▶ Activity: Return each entry unchanged.

▶ Information:
+ + +
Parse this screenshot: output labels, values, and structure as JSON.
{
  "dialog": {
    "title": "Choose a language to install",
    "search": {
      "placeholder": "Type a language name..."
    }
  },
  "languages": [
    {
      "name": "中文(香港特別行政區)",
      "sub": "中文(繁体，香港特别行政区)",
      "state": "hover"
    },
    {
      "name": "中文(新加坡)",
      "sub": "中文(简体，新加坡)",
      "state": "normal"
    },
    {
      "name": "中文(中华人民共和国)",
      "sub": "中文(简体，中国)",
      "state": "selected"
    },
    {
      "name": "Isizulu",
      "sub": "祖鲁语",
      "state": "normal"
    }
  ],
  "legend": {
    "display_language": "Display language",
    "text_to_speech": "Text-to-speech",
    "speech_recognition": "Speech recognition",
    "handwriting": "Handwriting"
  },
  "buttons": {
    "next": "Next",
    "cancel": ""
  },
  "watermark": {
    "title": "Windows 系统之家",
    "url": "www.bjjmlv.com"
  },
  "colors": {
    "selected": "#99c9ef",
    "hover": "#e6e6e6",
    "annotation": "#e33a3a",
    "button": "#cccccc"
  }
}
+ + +
▶ Task result:
Parse this screenshot: output labels, values, and structure as JSON.
{
  "dialog": {
    "title": "Choose a language to install",
    "search": {
      "placeholder": "Type a language name..."
    }
  },
  "languages": [
    {
      "name": "中文(香港特別行政區)",
      "sub": "中文(繁体，香港特别行政区)",
      "state": "hover"
    },
    {
      "name": "中文(新加坡)",
      "sub": "中文(简体，新加坡)",
      "state": "normal"
    },
    {
      "name": "中文(中华人民共和国)",
      "sub": "中文(简体，中国)",
      "state": "selected"
    },
    {
      "name": "Isizulu",
      "sub": "祖鲁语",
      "state": "normal"
    }
  ],
  "legend": {
    "display_language": "Display language",
    "text_to_speech": "Text-to-speech",
    "speech_recognition": "Speech recognition",
    "handwriting": "Handwriting"
  },
  "buttons": {
    "next": "Next",
    "cancel": ""
  },
  "watermark": {
    "title": "Windows 系统之家",
    "url": "www.bjjmlv.com"
  },
  "colors": {
    "selected": "#99c9ef",
    "hover": "#e6e6e6",
    "annotation": "#e33a3a",
    "button": "#cccccc"
  }
}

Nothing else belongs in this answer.